If you can’t find an organization with a ‘mission match’ to your values, create one. It was one woman’s Facebook post that grew into the Women’s March.

IMG_8187.JPG

And so it begins…

Photo credit- Downtown LA – LA Mayor’s website 

 

 

 

The Friday Poem ‘To The Indifferent Women’ by Charlotte Anna Perkins Gilman

On the eve of the ‘Women’s March’, the Friday Poem reprises ‘To The Indifferent Women’ by Charlotte Anna Perkins Gilman. I originally posted the poem in July after the first woman in U.S. history accepted her party’s nomination for president.

Sometimes things don’t work out as planned.

Tomorrow, in Washington D.C. and cities around the country, women will join together in a nation that could not ratify an equal rights amendment, or elect the first woman president, and remind those elected that women’s rights are human rights.

“In the spirit of democracy and honoring the champions of human rights, dignity, and justice who have come before us, we join in diversity to show our presence in numbers too great to ignore. The Women’s March on Washington will send a bold message to our new government on their first day in office, and to the world that women’s rights are human rights. We stand together, recognizing that defending the most marginalized among us is defending all of us.”

There is something going on here, as there was in 1911 when Ms. Perkins was writing for the cause of women’s rights.

One of the more stunning stories, in advance of the D.C. march, appears in today’s NY Times and profiles an unlikely activist contingent – ‘From Wall Street to National Mall: Women Overcome Fears to Attend March’.

“They are professionals in trading, public relations, marketing, deal-making, investing and the law. They keep punishing schedules, fear losing business by offending their clients and often feel that in an industry still overwhelmingly populated by men, the less attention drawn to their sex, the better.

But the inauguration of Mr. Trump has prompted a striking number of Wall Street women to overcome their worries about demonstrating in public.”

For those who will march and be questioned why, and for those still without weekend plans – a beautiful question from 1911.

“Do you believe the sorrow of the world
Does not concern you in your little homes?”

To The Indifferent Women

A Sestina

You who are happy in a thousand homes,
Or overworked therein, to a dumb peace;
Whose souls are wholly centered in the life
Of that small group you personally love;
Who told you that you need not know or care
About the sin and sorrow of the world?

Do you believe the sorrow of the world
Does not concern you in your little homes? —
That you are licensed to avoid the care
And toil for human progress, human peace,
And the enlargement of our power of love
Until it covers every field of life?

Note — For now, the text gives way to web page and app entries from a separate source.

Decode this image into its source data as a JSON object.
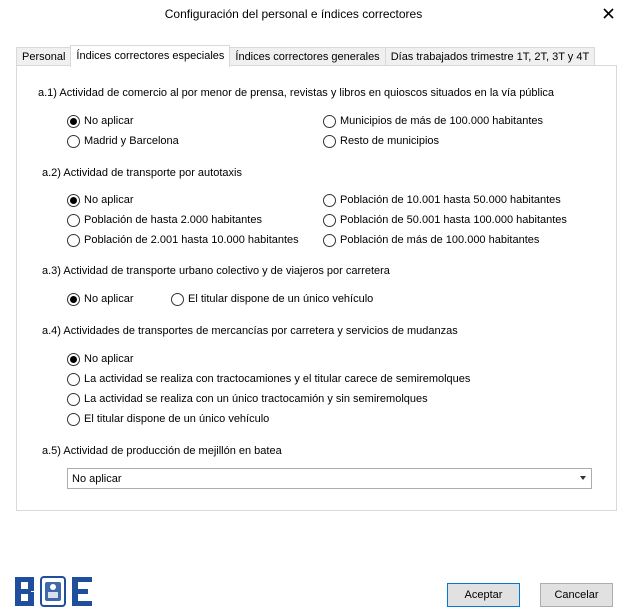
{
  "window": {
    "title": "Configuración del personal e índices correctores"
  },
  "tabs": [
    {
      "label": "Personal",
      "active": false
    },
    {
      "label": "Índices correctores especiales",
      "active": true
    },
    {
      "label": "Índices correctores generales",
      "active": false
    },
    {
      "label": "Días trabajados trimestre 1T, 2T, 3T y 4T",
      "active": false
    }
  ],
  "sections": {
    "a1": {
      "title": "a.1) Actividad de comercio al por menor de prensa, revistas y libros en quioscos situados en la vía pública",
      "options": [
        {
          "label": "No aplicar",
          "checked": true
        },
        {
          "label": "Madrid y Barcelona",
          "checked": false
        },
        {
          "label": "Municipios de más de 100.000 habitantes",
          "checked": false
        },
        {
          "label": "Resto de municipios",
          "checked": false
        }
      ]
    },
    "a2": {
      "title": "a.2) Actividad de transporte por autotaxis",
      "options": [
        {
          "label": "No aplicar",
          "checked": true
        },
        {
          "label": "Población de hasta 2.000 habitantes",
          "checked": false
        },
        {
          "label": "Población de 2.001 hasta 10.000 habitantes",
          "checked": false
        },
        {
          "label": "Población de 10.001 hasta 50.000 habitantes",
          "checked": false
        },
        {
          "label": "Población de 50.001 hasta 100.000 habitantes",
          "checked": false
        },
        {
          "label": "Población de más de 100.000 habitantes",
          "checked": false
        }
      ]
    },
    "a3": {
      "title": "a.3) Actividad de transporte urbano colectivo y de viajeros por carretera",
      "options": [
        {
          "label": "No aplicar",
          "checked": true
        },
        {
          "label": "El titular dispone de un único vehículo",
          "checked": false
        }
      ]
    },
    "a4": {
      "title": "a.4) Actividades de transportes de mercancías por carretera y servicios de mudanzas",
      "options": [
        {
          "label": "No aplicar",
          "checked": true
        },
        {
          "label": "La actividad se realiza con tractocamiones y el titular carece de semiremolques",
          "checked": false
        },
        {
          "label": "La actividad se realiza con un único tractocamión y sin semiremolques",
          "checked": false
        },
        {
          "label": "El titular dispone de un único vehículo",
          "checked": false
        }
      ]
    },
    "a5": {
      "title": "a.5) Actividad de producción de mejillón en batea",
      "select_value": "No aplicar"
    }
  },
  "footer": {
    "logo_icon": "boe-logo",
    "accept_label": "Aceptar",
    "cancel_label": "Cancelar"
  },
  "colors": {
    "accent": "#0078d7",
    "logo_blue": "#1f4e9c"
  }
}
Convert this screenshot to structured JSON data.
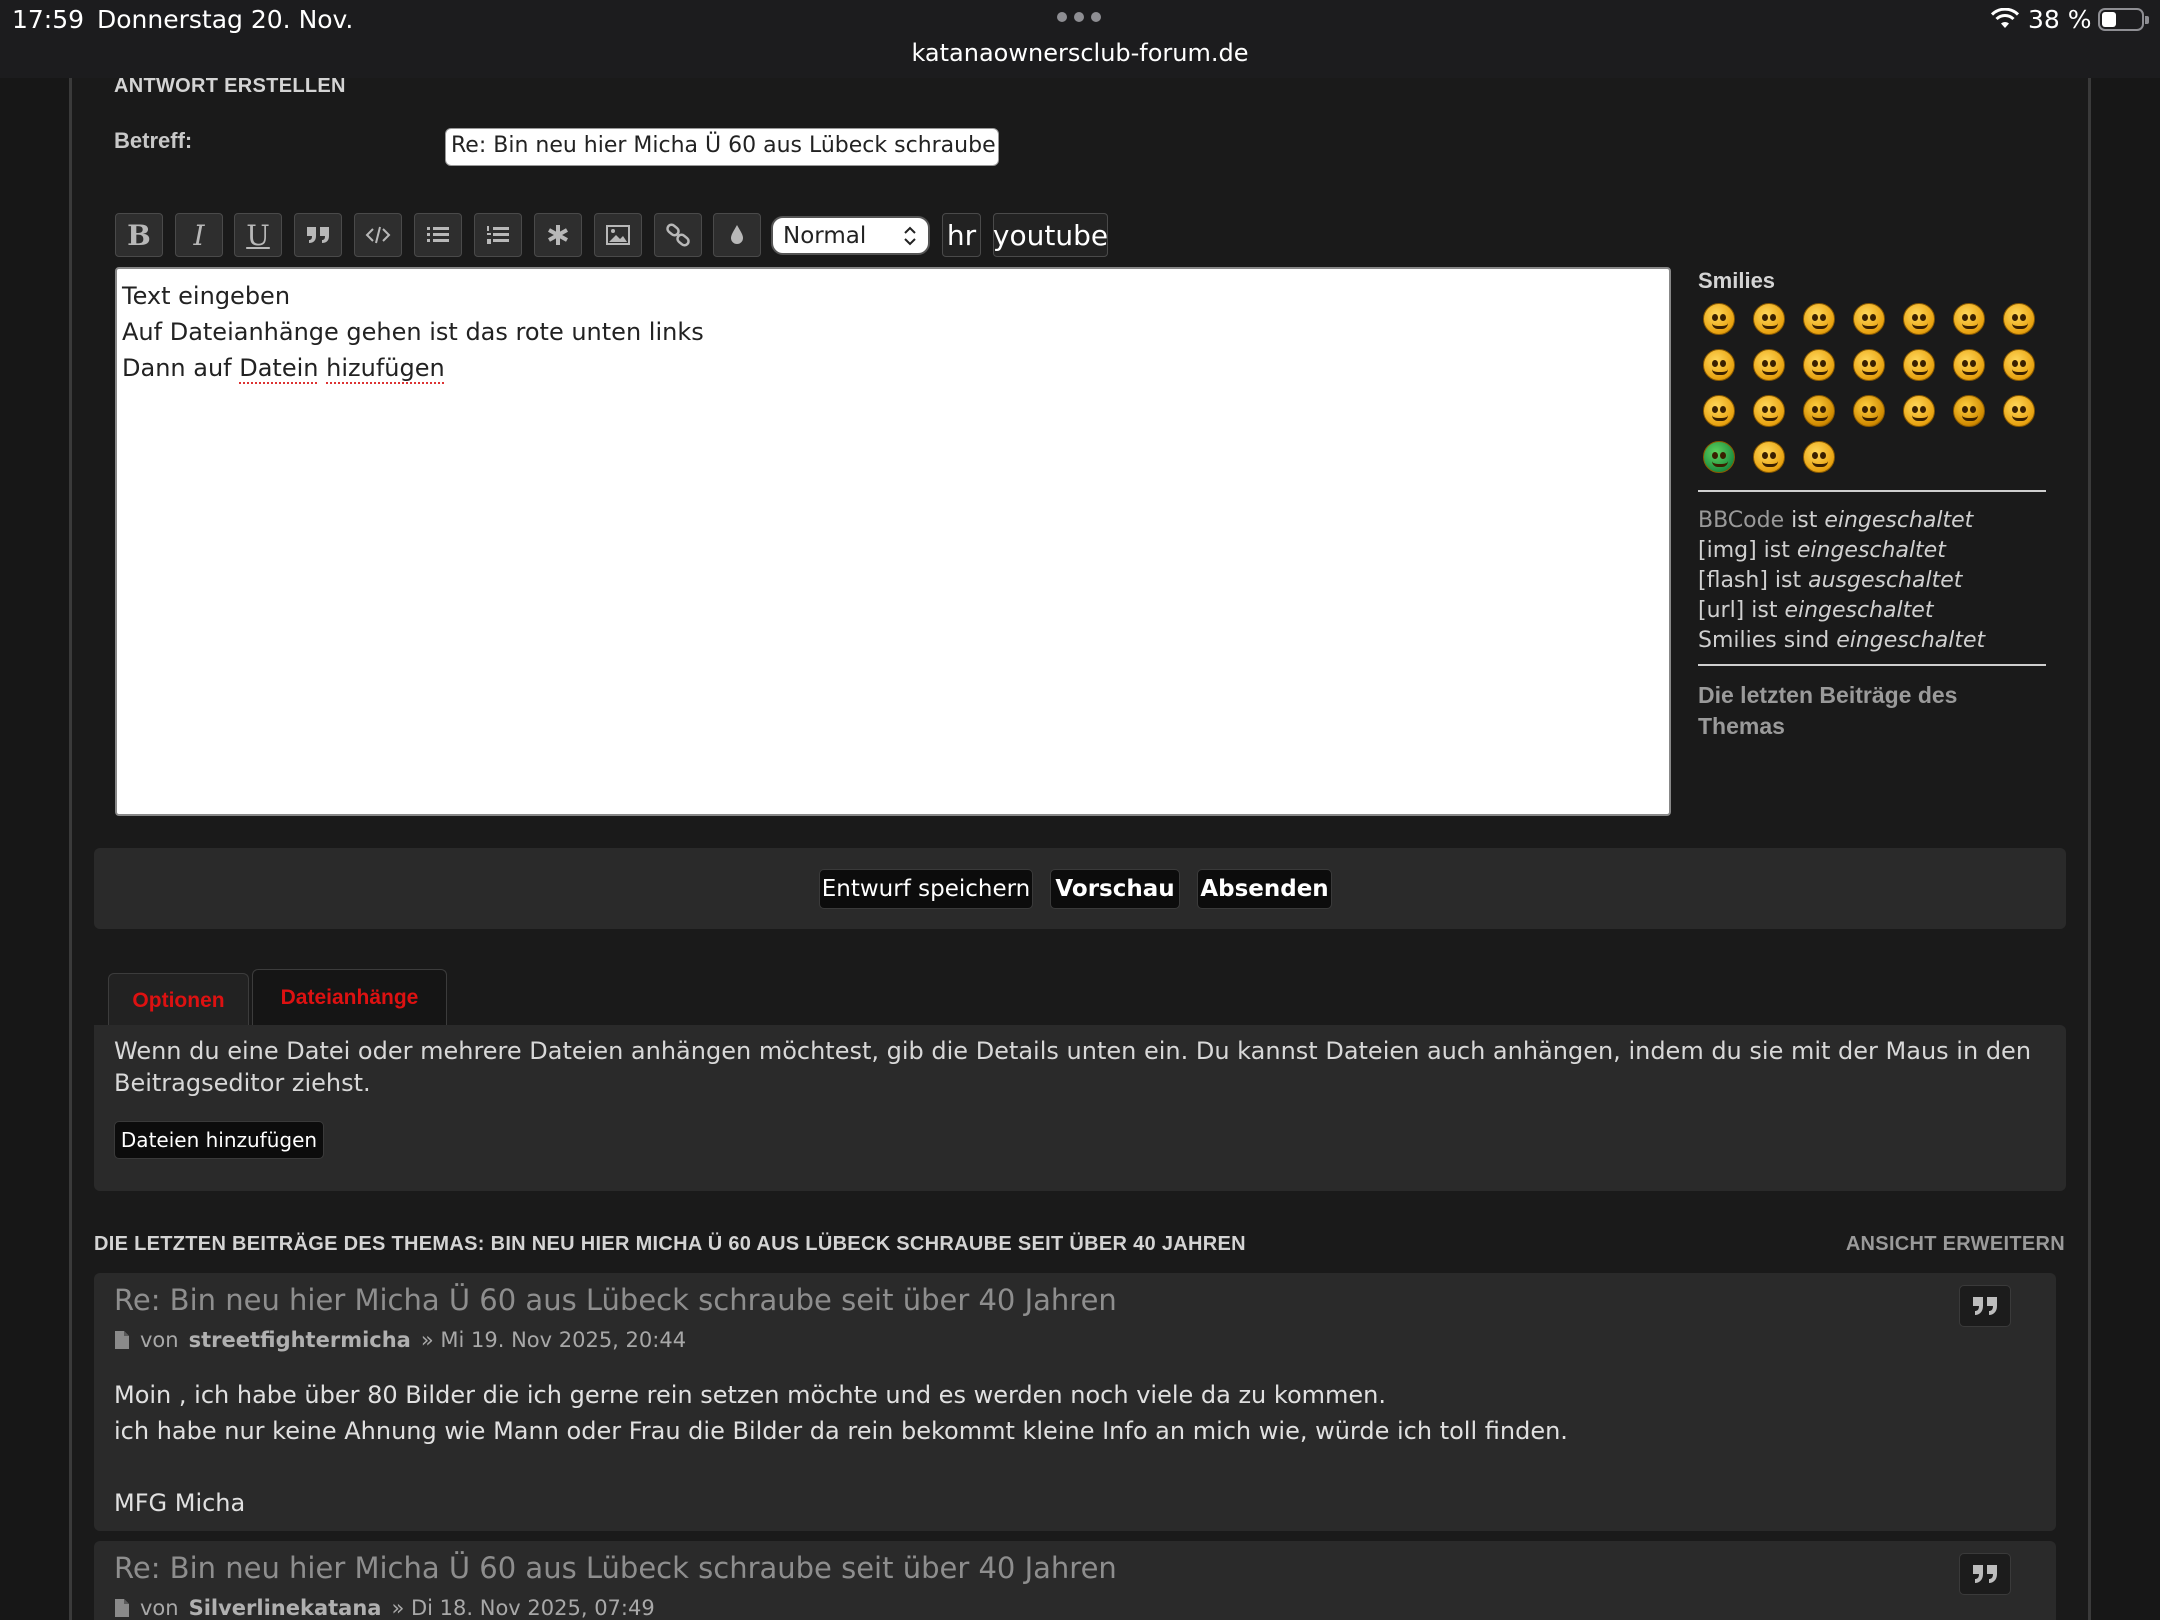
{
  "status_bar": {
    "time": "17:59",
    "date": "Donnerstag 20. Nov.",
    "url": "katanaownersclub-forum.de",
    "battery_percent": "38 %",
    "battery_level": 0.38
  },
  "reply_form": {
    "title": "ANTWORT ERSTELLEN",
    "subject_label": "Betreff:",
    "subject_value": "Re: Bin neu hier Micha Ü 60 aus Lübeck schraube seit über 40 Jahren",
    "toolbar": {
      "buttons": [
        {
          "name": "bold-button",
          "icon": "bold-icon",
          "glyph": "B"
        },
        {
          "name": "italic-button",
          "icon": "italic-icon",
          "glyph": "I"
        },
        {
          "name": "underline-button",
          "icon": "underline-icon",
          "glyph": "U"
        },
        {
          "name": "quote-button",
          "icon": "quote-icon"
        },
        {
          "name": "code-button",
          "icon": "code-icon"
        },
        {
          "name": "bullet-list-button",
          "icon": "list-icon"
        },
        {
          "name": "numbered-list-button",
          "icon": "numbered-list-icon"
        },
        {
          "name": "list-item-button",
          "icon": "asterisk-icon"
        },
        {
          "name": "image-button",
          "icon": "image-icon"
        },
        {
          "name": "link-button",
          "icon": "link-icon"
        },
        {
          "name": "color-button",
          "icon": "droplet-icon"
        }
      ],
      "font_size": "Normal",
      "hr_label": "hr",
      "youtube_label": "youtube"
    },
    "editor_lines": [
      "Text eingeben",
      "Auf Dateianhänge gehen ist das rote unten links",
      "Dann auf Datein hizufügen"
    ],
    "editor_line3_parts": [
      "Dann auf ",
      "Datein",
      " ",
      "hizufügen"
    ]
  },
  "sidebar": {
    "smilies_heading": "Smilies",
    "bbcode_status": [
      {
        "code": "BBCode",
        "text": " ist ",
        "state": "eingeschaltet"
      },
      {
        "code": "[img]",
        "text": " ist ",
        "state": "eingeschaltet"
      },
      {
        "code": "[flash]",
        "text": " ist ",
        "state": "ausgeschaltet"
      },
      {
        "code": "[url]",
        "text": " ist ",
        "state": "eingeschaltet"
      },
      {
        "code": "Smilies",
        "text": " sind ",
        "state": "eingeschaltet"
      }
    ],
    "last_posts_link": "Die letzten Beiträge des Themas"
  },
  "actions": {
    "save_draft": "Entwurf speichern",
    "preview": "Vorschau",
    "submit": "Absenden"
  },
  "tabs": [
    {
      "label": "Optionen",
      "active": false
    },
    {
      "label": "Dateianhänge",
      "active": true
    }
  ],
  "attachments": {
    "description": "Wenn du eine Datei oder mehrere Dateien anhängen möchtest, gib die Details unten ein. Du kannst Dateien auch anhängen, indem du sie mit der Maus in den Beitragseditor ziehst.",
    "add_files_label": "Dateien hinzufügen"
  },
  "recent_posts": {
    "heading": "DIE LETZTEN BEITRÄGE DES THEMAS: BIN NEU HIER MICHA Ü 60 AUS LÜBECK SCHRAUBE SEIT ÜBER 40 JAHREN",
    "expand_label": "ANSICHT ERWEITERN",
    "posts": [
      {
        "title": "Re: Bin neu hier Micha Ü 60 aus Lübeck schraube seit über 40 Jahren",
        "by": "von",
        "author": "streetfightermicha",
        "date": "» Mi 19. Nov 2025, 20:44",
        "body": "Moin , ich habe über 80 Bilder die ich gerne rein setzen möchte und es werden noch viele da zu kommen.\nich habe nur keine Ahnung wie Mann oder Frau die Bilder da rein bekommt kleine Info an mich wie, würde ich toll finden.\n\nMFG Micha"
      },
      {
        "title": "Re: Bin neu hier Micha Ü 60 aus Lübeck schraube seit über 40 Jahren",
        "by": "von",
        "author": "Silverlinekatana",
        "date": "» Di 18. Nov 2025, 07:49"
      }
    ]
  },
  "colors": {
    "background": "#171717",
    "panel": "#2a2a2a",
    "tab_text": "#dd1111",
    "muted_link": "#9a9a9a"
  }
}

The one first duty of all human life
Is to promote the progress of the world
In righteousness, in wisdom, truth and love;
And you ignore it, hidden in your homes,
Content to keep them in uncertain peace,
Content to leave all else without your care.

Yet you are mothers! And a mother’s care
Is the first step toward friendly human life.
Life where all nations in untroubled peace
Unite to raise the standard of the world
And make the happiness we seek in homes
Spread everywhere in strong and fruitful love.

You are content to keep that mighty love
In its first steps forever; the crude care
Of animals for mate and young and homes,
Instead of pouring it abroad in life,
Its mighty current feeding all the world
Till every human child can grow in peace.

You cannot keep your small domestic peace
Your little pool of undeveloped love,
While the neglected, starved, unmothered world
Struggles and fights for lack of mother’s care,
And its tempestuous, bitter, broken life
Beats in upon you in your selfish homes.

We all may have our homes in joy and peace
When woman’s life, in its rich power of love
Is joined with man’s to care for all the world.

Charlotte Anna Perkins Gilman ‘Suffrage Songs and Voices’ 1911

41py0cnjwl-_sx331_bo1204203200_

Photo credit: Screen shot from Women’s March LA website